Start of Block

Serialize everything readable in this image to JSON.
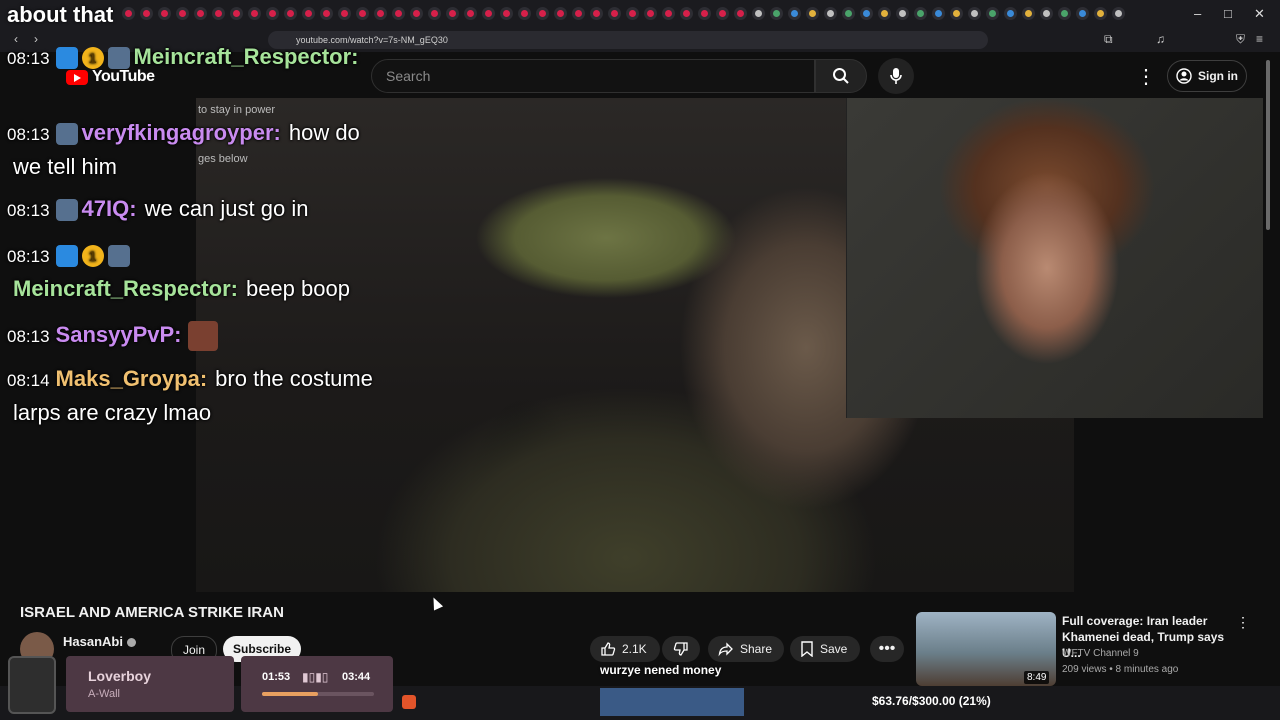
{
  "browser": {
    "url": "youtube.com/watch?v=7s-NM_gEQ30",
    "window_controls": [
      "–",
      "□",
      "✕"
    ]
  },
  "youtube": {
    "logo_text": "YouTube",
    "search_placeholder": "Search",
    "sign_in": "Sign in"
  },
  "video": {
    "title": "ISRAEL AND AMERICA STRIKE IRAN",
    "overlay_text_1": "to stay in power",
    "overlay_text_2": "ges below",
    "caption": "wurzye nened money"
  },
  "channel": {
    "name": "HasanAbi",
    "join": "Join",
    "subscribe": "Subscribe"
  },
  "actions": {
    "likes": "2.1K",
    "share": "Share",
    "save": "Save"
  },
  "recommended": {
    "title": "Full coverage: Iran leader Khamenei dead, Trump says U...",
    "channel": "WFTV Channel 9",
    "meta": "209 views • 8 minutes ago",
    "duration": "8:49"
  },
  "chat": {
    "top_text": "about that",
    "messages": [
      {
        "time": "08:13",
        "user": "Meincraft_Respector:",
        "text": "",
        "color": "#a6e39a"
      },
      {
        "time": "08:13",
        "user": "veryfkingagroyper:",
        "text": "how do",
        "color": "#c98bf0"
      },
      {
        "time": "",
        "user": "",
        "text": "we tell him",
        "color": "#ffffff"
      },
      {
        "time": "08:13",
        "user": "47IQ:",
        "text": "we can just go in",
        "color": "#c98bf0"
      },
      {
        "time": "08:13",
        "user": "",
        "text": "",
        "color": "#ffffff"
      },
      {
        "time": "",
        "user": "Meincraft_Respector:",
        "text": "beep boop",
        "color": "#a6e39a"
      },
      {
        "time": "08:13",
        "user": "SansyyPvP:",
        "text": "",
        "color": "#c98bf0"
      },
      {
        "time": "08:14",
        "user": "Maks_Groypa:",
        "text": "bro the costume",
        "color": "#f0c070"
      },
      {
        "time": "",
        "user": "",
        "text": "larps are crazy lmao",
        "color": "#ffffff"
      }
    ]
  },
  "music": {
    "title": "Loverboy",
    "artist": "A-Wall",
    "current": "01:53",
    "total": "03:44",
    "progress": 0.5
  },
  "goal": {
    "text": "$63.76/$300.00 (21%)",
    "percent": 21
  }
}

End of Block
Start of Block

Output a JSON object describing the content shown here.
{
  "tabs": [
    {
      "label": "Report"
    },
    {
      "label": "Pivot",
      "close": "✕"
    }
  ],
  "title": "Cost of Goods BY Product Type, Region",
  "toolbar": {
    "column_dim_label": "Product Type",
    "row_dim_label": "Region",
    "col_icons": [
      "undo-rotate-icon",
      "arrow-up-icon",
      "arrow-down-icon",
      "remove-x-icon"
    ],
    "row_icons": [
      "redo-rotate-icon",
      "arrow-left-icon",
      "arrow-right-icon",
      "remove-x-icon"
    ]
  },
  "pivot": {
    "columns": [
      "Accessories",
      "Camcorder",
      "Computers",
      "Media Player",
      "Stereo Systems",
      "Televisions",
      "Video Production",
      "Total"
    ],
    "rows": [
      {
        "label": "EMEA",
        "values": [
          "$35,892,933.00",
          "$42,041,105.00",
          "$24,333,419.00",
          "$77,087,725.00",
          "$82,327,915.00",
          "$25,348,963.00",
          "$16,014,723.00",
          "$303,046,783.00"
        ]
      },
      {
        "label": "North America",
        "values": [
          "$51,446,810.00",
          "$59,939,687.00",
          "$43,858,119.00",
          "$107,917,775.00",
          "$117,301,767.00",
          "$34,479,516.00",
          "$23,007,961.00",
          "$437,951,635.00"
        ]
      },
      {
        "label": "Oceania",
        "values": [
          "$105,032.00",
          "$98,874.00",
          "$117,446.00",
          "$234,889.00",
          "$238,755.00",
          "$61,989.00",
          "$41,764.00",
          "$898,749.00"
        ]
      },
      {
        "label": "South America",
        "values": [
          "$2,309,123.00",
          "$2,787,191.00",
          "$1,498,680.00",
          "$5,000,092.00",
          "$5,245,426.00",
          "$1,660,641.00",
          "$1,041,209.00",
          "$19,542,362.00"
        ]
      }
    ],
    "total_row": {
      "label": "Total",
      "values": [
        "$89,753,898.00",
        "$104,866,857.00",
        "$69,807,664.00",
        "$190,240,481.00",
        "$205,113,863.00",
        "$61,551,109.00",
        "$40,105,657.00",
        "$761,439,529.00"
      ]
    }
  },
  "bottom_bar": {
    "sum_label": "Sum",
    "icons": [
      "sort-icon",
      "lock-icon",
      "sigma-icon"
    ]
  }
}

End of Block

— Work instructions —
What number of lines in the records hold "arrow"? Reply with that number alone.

— Problem solution —
4